Death doesn’t always come after a long wait. Death can be abrupt, untimely and unexpected. When this is the case, those left behind are often left with many questions and a lot of grief. Do you find yourself in this situation? Unfortunately, there are no quick fixes to your pain, but there are some things that may help you navigate your grief after an unexpected death.
Ask the Hard Questions
A friend, let’s call him Bill, was once with a grieving woman who had just lost her daughter unexpectedly. The woman kept saying, “I won’t question God about her death.” Without even realizing it, Bill found himself agreeing with this woman. Once he caught himself, he recognized that this woman should be asking God about her daughter’s death, because they both believed that God was the one who knew the most about her death.
Whether you are religious or not, asking those hard questions about a loved one’s death can feel like a pointless exercise. While you may never get the full answer for your questions, it can be healthy to ask those questions, even just to yourself. Let yourself be sad, angry, or whatever emotion comes up. In our wrestling with those deep and hard questions, we often learn more about ourselves than we ever would otherwise.
Know When to Let Go
The trick isn’t knowing when to let go of your loved one – that is impossible. They have left a mark on your life and that is a good thing to remember. The hard thing is letting go of the things that you can’t control. If you’ve asked those questions a million times and thought about a hundred different scenarios of how things could have gone differently, in the end, you can’t change the past. But you can change the way that you let the pain affect you. When it is time, know that you can let go of the unanswered questions. Let go of the wondering about how things should have gone. Forgive yourself for not being able to stop this person’s death. Give up the control you wish you had and move forward.
Don’t Isolate Yourself
Everyone grieves in different ways, but if you’re the type of person who isolates yourself during mourning, recognize that you still need people in your life. Whether it’s connecting with long time friends or making new ones, make sure to spend time with others. For some, being with the same friends you had with your loved one makes you feel more lonely. It is okay for you to make new friends if you need to. Join a grief group, ask a new neighbor to go walking, or make a friend at your local church. Whoever you surround yourself with, it will be healthy to connect with new or old friends.
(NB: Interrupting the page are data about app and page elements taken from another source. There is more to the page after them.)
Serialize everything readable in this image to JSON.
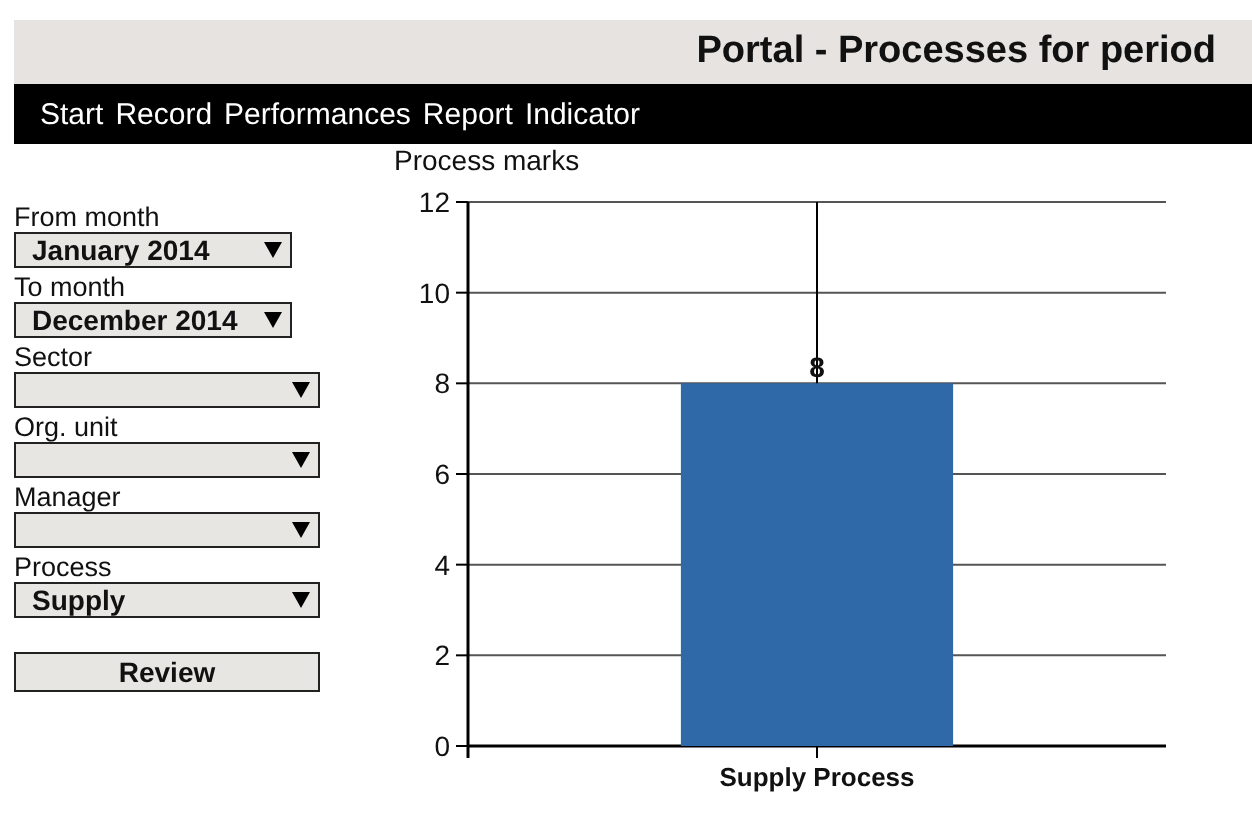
{
  "header": {
    "title": "Portal - Processes for period"
  },
  "nav": [
    "Start",
    "Record",
    "Performances",
    "Report",
    "Indicator"
  ],
  "filters": [
    {
      "label": "From month",
      "value": "January 2014",
      "kind": "narrow"
    },
    {
      "label": "To month",
      "value": "December 2014",
      "kind": "narrow"
    },
    {
      "label": "Sector",
      "kind": "wide"
    },
    {
      "label": "Org. unit",
      "kind": "wide"
    },
    {
      "label": "Manager",
      "kind": "wide"
    },
    {
      "label": "Process",
      "value": "Supply",
      "kind": "wide"
    }
  ],
  "review_button": "Review",
  "chart": {
    "chart_data": {
      "type": "bar",
      "title": "Process marks",
      "categories": [
        "Supply Process"
      ],
      "series": [
        {
          "color": "#2f69a8",
          "values": [
            8
          ]
        }
      ],
      "ylim": [
        0,
        12
      ],
      "yticks": [
        0,
        2,
        4,
        6,
        8,
        10,
        12
      ],
      "grid": true,
      "data_labels": true
    }
  }
}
Any kind of death takes a toll on us. Give yourself time and grace to go through your own grieving process. It doesn’t have to fit anyone else’s expectations or definitions. Do what you need to and eventually, you will find yourself in a new stage. Things will be different and probably still hard, but know that you can do this. You are stronger than you think.